VOTERS in Sheffield will be asked to decide whether the city should have an elected mayor in May.
A local referendum is to be held in Sheffield, along with similar events in Leeds, Bradford and Wakefield, at the same time as the local elections, the Government has confirmed.
If there is a ‘yes’ vote, the first mayors are likely to be elected either next November – on the same day as elections for the first Police and Crime Commissioners – or the following May.
The news has not been greeted with enthusiasm among Sheffield’s politicians. Both the main Labour and Lib Dem groups on the council oppose the idea and the Green Party has also voiced its opposition.
Eamonn Ward, Sheffield Green Party Election Agent, said: “Directly elected mayors are a bad idea because one person makes the decisions instead of councillors in day to day contact with the citizens they represent.”
Local Government Minister Greg Clark said: “We intend to have the referenda in all cities in May next year.”
Powers to hold the referenda are included in the Localism Act, which became law last Tuesday.
If people vote in favour, the elected mayor would have the same powers as a council’s executive, although Ministers have launched a consultation to decide whether extra powers should be offered to give the post more clout.
Ministers have yet to decide the exact question to appear on the referenda.

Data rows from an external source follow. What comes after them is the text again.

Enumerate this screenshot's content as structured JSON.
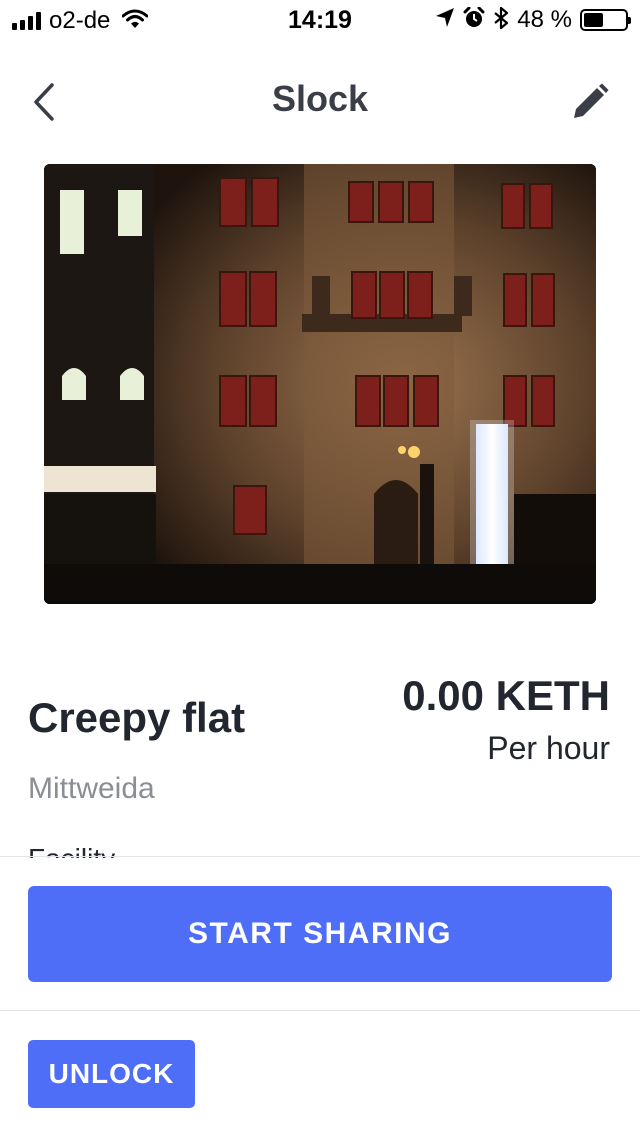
{
  "status_bar": {
    "carrier": "o2-de",
    "time": "14:19",
    "battery_percent": "48 %",
    "battery_level": 0.48,
    "icons": [
      "signal-icon",
      "wifi-icon",
      "location-arrow-icon",
      "alarm-icon",
      "bluetooth-icon",
      "battery-icon"
    ]
  },
  "nav": {
    "title": "Slock",
    "back_icon": "chevron-left-icon",
    "edit_icon": "pencil-icon"
  },
  "item": {
    "name": "Creepy flat",
    "location": "Mittweida",
    "price": "0.00 KETH",
    "price_unit": "Per hour",
    "partial_text": "Facility"
  },
  "actions": {
    "primary_label": "START SHARING",
    "secondary_label": "UNLOCK"
  },
  "colors": {
    "accent": "#4f6ef7",
    "text_primary": "#22262e",
    "text_secondary": "#8a8e95",
    "nav_title": "#3a3f47"
  }
}
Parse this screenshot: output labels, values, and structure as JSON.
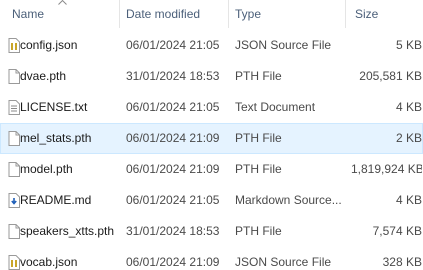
{
  "columns": {
    "name": "Name",
    "date": "Date modified",
    "type": "Type",
    "size": "Size"
  },
  "files": [
    {
      "name": "config.json",
      "date": "06/01/2024 21:05",
      "type": "JSON Source File",
      "size": "5 KB",
      "icon": "json-file-icon"
    },
    {
      "name": "dvae.pth",
      "date": "31/01/2024 18:53",
      "type": "PTH File",
      "size": "205,581 KB",
      "icon": "generic-file-icon"
    },
    {
      "name": "LICENSE.txt",
      "date": "06/01/2024 21:05",
      "type": "Text Document",
      "size": "4 KB",
      "icon": "text-file-icon"
    },
    {
      "name": "mel_stats.pth",
      "date": "06/01/2024 21:09",
      "type": "PTH File",
      "size": "2 KB",
      "icon": "generic-file-icon",
      "selected": true
    },
    {
      "name": "model.pth",
      "date": "06/01/2024 21:09",
      "type": "PTH File",
      "size": "1,819,924 KB",
      "icon": "generic-file-icon"
    },
    {
      "name": "README.md",
      "date": "06/01/2024 21:05",
      "type": "Markdown Source...",
      "size": "4 KB",
      "icon": "markdown-file-icon"
    },
    {
      "name": "speakers_xtts.pth",
      "date": "31/01/2024 18:53",
      "type": "PTH File",
      "size": "7,574 KB",
      "icon": "generic-file-icon"
    },
    {
      "name": "vocab.json",
      "date": "06/01/2024 21:09",
      "type": "JSON Source File",
      "size": "328 KB",
      "icon": "json-file-icon"
    }
  ],
  "colors": {
    "selection_bg": "#e5f3ff",
    "selection_border": "#cce8ff",
    "header_text": "#4c607a",
    "json_icon": "#c8a52a",
    "markdown_icon": "#1f5fb8"
  }
}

Sheffield South East Labour MP Clive Betts said he was opposed to the idea because it could undermine democracy.